» **Action item**
Where a line of the material includes the string "JSON", copy that line.

------------------------------------------------------------

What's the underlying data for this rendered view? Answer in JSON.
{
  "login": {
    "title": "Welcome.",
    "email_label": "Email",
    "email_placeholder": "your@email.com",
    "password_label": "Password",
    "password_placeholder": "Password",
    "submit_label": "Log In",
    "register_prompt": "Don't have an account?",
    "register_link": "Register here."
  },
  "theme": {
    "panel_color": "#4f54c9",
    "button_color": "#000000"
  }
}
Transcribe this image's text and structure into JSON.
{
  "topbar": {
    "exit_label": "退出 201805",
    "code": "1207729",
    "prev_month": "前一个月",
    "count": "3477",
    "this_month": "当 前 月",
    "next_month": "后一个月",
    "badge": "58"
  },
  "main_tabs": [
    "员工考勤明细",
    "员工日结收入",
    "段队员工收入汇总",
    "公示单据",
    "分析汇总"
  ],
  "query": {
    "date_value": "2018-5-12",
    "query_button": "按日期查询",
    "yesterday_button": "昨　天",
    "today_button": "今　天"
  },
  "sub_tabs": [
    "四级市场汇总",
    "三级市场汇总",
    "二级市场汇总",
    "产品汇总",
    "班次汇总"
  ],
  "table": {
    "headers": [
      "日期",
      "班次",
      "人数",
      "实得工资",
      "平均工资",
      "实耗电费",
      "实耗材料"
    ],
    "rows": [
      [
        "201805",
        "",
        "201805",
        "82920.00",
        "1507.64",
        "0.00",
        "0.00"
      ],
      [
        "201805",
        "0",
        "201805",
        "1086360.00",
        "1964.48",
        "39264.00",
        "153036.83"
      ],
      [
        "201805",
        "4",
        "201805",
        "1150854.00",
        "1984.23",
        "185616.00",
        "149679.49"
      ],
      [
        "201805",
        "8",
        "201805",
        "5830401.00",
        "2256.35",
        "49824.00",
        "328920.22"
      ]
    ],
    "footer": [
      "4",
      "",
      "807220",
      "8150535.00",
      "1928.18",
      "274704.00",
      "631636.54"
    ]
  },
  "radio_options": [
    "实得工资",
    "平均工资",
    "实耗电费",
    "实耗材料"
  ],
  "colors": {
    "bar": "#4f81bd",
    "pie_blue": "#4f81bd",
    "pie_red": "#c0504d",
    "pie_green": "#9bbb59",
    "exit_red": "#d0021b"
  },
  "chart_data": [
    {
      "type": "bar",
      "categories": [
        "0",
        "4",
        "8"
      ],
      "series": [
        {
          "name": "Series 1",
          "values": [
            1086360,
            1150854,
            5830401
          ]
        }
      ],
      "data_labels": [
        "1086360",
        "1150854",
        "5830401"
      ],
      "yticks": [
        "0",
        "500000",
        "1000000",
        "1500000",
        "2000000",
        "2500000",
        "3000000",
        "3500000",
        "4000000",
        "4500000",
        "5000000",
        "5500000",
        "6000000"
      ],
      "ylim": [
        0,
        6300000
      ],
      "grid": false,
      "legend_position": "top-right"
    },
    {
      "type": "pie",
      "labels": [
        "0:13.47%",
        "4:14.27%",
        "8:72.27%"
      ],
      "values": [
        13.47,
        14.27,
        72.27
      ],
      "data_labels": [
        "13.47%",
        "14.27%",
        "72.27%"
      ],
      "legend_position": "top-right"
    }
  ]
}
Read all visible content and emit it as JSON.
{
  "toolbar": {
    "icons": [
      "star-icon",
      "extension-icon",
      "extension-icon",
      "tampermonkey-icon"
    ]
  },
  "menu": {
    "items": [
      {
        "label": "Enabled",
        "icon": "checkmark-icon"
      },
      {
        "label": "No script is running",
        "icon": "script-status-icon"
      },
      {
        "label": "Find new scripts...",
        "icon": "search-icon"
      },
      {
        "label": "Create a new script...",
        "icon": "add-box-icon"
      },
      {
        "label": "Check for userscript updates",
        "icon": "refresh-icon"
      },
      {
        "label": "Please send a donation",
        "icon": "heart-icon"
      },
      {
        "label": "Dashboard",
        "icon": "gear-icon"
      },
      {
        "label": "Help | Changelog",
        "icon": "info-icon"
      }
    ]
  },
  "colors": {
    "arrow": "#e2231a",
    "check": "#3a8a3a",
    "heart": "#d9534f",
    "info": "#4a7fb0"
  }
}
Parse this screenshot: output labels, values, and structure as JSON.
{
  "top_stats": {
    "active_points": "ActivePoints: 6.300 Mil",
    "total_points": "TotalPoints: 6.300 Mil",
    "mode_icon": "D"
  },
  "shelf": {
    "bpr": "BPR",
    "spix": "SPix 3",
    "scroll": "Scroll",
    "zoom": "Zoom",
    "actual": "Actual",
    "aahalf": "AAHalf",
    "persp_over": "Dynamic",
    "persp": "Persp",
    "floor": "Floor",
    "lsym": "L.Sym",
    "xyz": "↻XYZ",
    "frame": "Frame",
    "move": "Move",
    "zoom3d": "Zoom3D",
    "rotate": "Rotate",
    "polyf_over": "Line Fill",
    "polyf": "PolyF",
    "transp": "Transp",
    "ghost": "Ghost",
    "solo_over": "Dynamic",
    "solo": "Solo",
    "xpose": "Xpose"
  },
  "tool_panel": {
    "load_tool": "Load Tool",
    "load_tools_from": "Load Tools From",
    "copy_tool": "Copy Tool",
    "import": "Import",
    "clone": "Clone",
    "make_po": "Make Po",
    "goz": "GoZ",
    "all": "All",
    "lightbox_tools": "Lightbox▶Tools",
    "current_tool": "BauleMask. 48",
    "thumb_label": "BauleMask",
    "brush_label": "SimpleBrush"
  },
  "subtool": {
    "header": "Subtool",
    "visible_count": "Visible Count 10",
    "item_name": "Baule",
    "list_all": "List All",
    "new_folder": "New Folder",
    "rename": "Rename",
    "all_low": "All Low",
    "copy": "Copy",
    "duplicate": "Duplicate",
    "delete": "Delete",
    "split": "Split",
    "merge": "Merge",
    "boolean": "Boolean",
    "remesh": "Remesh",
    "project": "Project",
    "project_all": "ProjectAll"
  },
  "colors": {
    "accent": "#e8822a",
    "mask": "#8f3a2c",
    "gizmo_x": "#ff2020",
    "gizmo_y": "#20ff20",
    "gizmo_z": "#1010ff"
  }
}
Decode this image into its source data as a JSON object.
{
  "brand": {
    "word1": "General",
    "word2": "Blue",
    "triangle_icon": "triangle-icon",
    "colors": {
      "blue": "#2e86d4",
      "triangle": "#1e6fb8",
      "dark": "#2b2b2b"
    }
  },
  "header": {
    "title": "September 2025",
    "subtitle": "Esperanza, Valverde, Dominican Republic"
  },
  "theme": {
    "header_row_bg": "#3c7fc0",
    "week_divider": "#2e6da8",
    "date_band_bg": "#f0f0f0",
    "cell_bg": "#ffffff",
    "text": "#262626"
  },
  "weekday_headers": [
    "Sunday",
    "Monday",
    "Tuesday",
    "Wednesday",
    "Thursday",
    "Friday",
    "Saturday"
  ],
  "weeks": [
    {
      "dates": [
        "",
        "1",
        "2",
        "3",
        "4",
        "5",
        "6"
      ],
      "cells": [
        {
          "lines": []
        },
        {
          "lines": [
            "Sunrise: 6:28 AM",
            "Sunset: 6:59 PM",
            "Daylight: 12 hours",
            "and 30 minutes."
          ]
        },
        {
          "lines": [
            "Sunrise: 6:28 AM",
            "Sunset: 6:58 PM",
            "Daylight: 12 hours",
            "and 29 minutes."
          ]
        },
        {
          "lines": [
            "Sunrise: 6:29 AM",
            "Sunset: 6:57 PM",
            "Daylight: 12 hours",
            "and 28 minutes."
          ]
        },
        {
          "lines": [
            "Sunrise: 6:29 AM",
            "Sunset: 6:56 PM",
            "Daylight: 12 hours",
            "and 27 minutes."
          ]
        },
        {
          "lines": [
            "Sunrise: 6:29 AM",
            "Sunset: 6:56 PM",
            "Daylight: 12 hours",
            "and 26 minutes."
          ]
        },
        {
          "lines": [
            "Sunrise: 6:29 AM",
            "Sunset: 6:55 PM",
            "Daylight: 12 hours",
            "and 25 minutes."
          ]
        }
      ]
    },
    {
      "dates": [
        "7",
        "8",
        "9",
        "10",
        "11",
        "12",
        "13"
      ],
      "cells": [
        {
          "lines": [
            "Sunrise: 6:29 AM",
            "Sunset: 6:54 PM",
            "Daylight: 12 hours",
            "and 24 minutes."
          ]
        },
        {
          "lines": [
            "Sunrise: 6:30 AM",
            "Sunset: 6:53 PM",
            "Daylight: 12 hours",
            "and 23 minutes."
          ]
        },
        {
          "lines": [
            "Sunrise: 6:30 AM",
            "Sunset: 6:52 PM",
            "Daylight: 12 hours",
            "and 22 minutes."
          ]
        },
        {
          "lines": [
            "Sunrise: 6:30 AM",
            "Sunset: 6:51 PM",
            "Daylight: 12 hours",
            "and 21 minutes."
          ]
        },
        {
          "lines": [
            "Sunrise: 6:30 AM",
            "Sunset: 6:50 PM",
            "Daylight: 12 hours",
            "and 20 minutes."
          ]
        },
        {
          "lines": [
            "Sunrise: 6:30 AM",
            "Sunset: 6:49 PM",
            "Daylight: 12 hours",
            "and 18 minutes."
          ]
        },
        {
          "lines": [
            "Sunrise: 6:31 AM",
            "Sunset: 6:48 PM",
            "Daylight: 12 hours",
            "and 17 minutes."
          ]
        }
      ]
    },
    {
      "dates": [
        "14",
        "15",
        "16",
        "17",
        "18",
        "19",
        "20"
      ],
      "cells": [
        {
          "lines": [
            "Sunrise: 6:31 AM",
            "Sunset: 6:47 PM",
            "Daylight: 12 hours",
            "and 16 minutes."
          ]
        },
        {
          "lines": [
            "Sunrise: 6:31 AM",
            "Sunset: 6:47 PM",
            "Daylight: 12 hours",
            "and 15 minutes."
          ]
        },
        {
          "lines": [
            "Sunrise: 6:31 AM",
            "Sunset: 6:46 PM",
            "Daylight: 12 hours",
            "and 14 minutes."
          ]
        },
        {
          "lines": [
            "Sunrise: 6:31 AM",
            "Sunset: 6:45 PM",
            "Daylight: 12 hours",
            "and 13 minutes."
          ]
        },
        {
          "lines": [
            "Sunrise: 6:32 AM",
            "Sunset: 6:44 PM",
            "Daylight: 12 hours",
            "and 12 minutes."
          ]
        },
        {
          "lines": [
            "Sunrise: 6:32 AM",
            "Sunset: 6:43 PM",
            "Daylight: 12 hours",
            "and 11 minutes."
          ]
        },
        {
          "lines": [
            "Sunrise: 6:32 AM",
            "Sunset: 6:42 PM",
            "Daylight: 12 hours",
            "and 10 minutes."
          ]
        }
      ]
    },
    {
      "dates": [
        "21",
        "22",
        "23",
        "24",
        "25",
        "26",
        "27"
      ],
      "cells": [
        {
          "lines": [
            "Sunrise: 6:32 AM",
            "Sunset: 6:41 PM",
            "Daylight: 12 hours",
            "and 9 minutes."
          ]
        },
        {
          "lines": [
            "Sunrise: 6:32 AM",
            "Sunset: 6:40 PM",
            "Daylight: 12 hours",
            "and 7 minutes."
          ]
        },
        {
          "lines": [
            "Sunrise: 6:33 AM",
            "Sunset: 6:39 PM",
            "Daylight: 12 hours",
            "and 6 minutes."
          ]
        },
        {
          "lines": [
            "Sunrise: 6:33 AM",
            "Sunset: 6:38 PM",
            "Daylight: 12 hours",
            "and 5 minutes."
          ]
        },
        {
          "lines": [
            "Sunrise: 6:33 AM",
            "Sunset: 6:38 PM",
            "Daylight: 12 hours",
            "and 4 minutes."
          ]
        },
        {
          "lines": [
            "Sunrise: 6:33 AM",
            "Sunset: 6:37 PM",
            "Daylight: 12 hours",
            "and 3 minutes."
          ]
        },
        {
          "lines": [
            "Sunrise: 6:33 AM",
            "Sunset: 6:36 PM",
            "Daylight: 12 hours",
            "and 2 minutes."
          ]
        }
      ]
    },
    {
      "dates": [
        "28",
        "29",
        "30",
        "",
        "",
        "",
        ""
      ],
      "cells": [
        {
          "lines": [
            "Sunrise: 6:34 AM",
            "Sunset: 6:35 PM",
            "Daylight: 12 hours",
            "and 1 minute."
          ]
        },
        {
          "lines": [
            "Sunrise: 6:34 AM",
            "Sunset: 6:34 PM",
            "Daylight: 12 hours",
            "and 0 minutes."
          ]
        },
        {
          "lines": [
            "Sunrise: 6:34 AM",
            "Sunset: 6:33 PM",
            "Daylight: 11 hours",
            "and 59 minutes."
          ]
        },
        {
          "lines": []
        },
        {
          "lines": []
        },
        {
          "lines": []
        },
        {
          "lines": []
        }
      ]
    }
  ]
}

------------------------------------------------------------

» **Solution for this task**
What's the underlying data for this rendered view? Answer in JSON.
Transcribe this image's text and structure into JSON.
Read all visible content and emit it as JSON.
Parse this screenshot: output labels, values, and structure as JSON.
Decode this image into its source data as a JSON object.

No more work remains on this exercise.